#### Entries supplied:
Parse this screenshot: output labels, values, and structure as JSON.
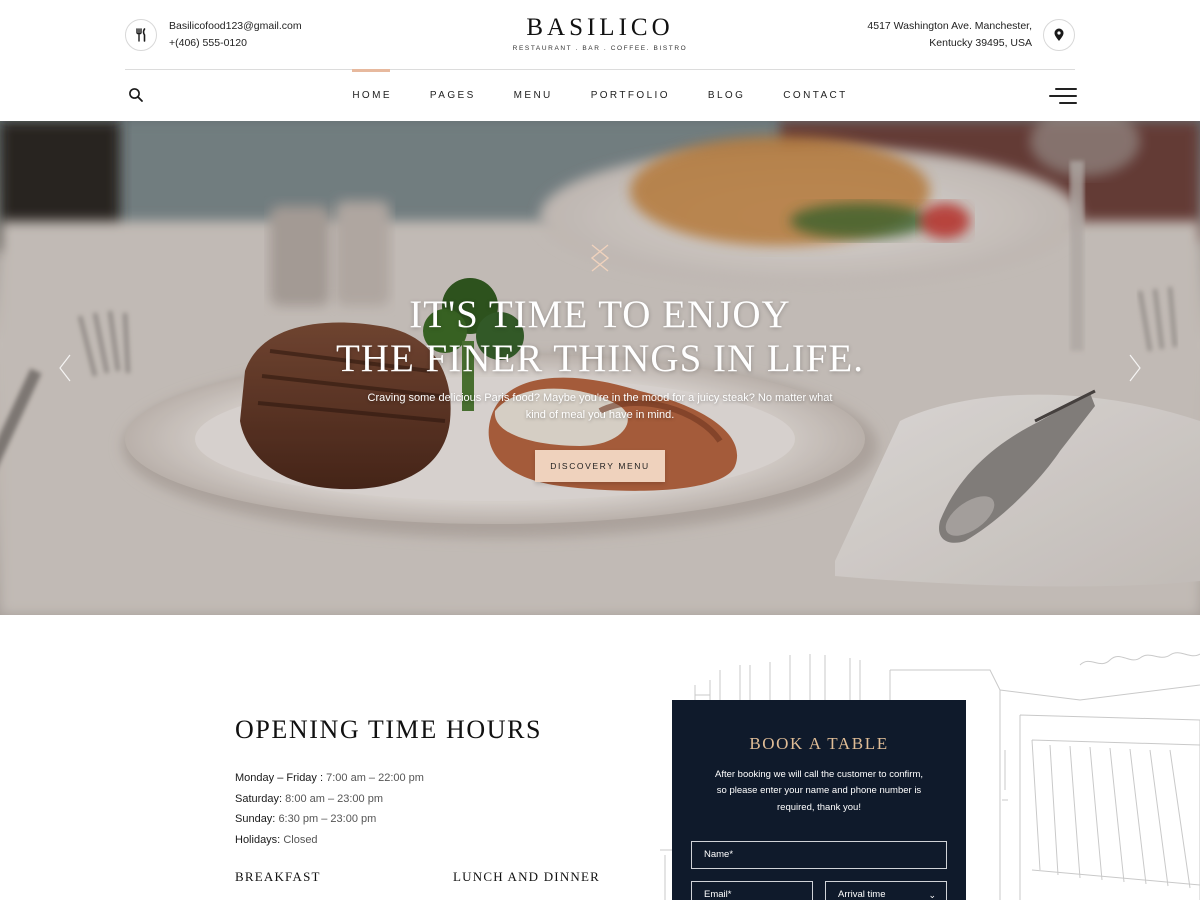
{
  "header": {
    "email": "Basilicofood123@gmail.com",
    "phone": "+(406) 555-0120",
    "brand_name": "BASILICO",
    "brand_tagline": "RESTAURANT . BAR . COFFEE. BISTRO",
    "address_line1": "4517 Washington Ave. Manchester,",
    "address_line2": "Kentucky 39495, USA",
    "left_icon": "fork-knife-icon",
    "right_icon": "map-pin-icon"
  },
  "nav": {
    "items": [
      {
        "label": "HOME",
        "active": true
      },
      {
        "label": "PAGES"
      },
      {
        "label": "MENU"
      },
      {
        "label": "PORTFOLIO"
      },
      {
        "label": "BLOG"
      },
      {
        "label": "CONTACT"
      }
    ],
    "search_icon": "search-icon",
    "menu_icon": "hamburger-icon",
    "active_color": "#e7b99e"
  },
  "hero": {
    "title_line1": "IT'S TIME TO ENJOY",
    "title_line2": "THE FINER THINGS IN LIFE.",
    "subtitle_line1": "Craving some delicious Paris food? Maybe you're in the mood for a juicy steak? No matter what",
    "subtitle_line2": "kind of meal you have in mind.",
    "button_label": "DISCOVERY MENU",
    "button_color": "#efd2bd"
  },
  "hours": {
    "title": "OPENING TIME HOURS",
    "rows": [
      {
        "label": "Monday – Friday :",
        "value": "7:00 am – 22:00 pm"
      },
      {
        "label": "Saturday:",
        "value": "8:00 am – 23:00 pm"
      },
      {
        "label": "Sunday:",
        "value": "6:30 pm – 23:00 pm"
      },
      {
        "label": "Holidays:",
        "value": "Closed"
      }
    ],
    "breakfast": "BREAKFAST",
    "lunch_dinner": "LUNCH AND DINNER"
  },
  "booking": {
    "title": "BOOK A TABLE",
    "desc_line1": "After booking we will call the customer to confirm,",
    "desc_line2": "so please enter your name and phone number is",
    "desc_line3": "required, thank you!",
    "name_placeholder": "Name*",
    "email_placeholder": "Email*",
    "arrival_placeholder": "Arrival time",
    "bg_color": "#0f1a2b",
    "title_color": "#e0bd96"
  }
}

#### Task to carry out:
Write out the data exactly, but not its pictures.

#### Problem solution:
Parse this screenshot: output labels, values, and structure as JSON.
{
  "header": {
    "email": "Basilicofood123@gmail.com",
    "phone": "+(406) 555-0120",
    "brand_name": "BASILICO",
    "brand_tagline": "RESTAURANT . BAR . COFFEE. BISTRO",
    "address_line1": "4517 Washington Ave. Manchester,",
    "address_line2": "Kentucky 39495, USA",
    "left_icon": "fork-knife-icon",
    "right_icon": "map-pin-icon"
  },
  "nav": {
    "items": [
      {
        "label": "HOME",
        "active": true
      },
      {
        "label": "PAGES"
      },
      {
        "label": "MENU"
      },
      {
        "label": "PORTFOLIO"
      },
      {
        "label": "BLOG"
      },
      {
        "label": "CONTACT"
      }
    ],
    "search_icon": "search-icon",
    "menu_icon": "hamburger-icon",
    "active_color": "#e7b99e"
  },
  "hero": {
    "title_line1": "IT'S TIME TO ENJOY",
    "title_line2": "THE FINER THINGS IN LIFE.",
    "subtitle_line1": "Craving some delicious Paris food? Maybe you're in the mood for a juicy steak? No matter what",
    "subtitle_line2": "kind of meal you have in mind.",
    "button_label": "DISCOVERY MENU",
    "button_color": "#efd2bd"
  },
  "hours": {
    "title": "OPENING TIME HOURS",
    "rows": [
      {
        "label": "Monday – Friday :",
        "value": "7:00 am – 22:00 pm"
      },
      {
        "label": "Saturday:",
        "value": "8:00 am – 23:00 pm"
      },
      {
        "label": "Sunday:",
        "value": "6:30 pm – 23:00 pm"
      },
      {
        "label": "Holidays:",
        "value": "Closed"
      }
    ],
    "breakfast": "BREAKFAST",
    "lunch_dinner": "LUNCH AND DINNER"
  },
  "booking": {
    "title": "BOOK A TABLE",
    "desc_line1": "After booking we will call the customer to confirm,",
    "desc_line2": "so please enter your name and phone number is",
    "desc_line3": "required, thank you!",
    "name_placeholder": "Name*",
    "email_placeholder": "Email*",
    "arrival_placeholder": "Arrival time",
    "bg_color": "#0f1a2b",
    "title_color": "#e0bd96"
  }
}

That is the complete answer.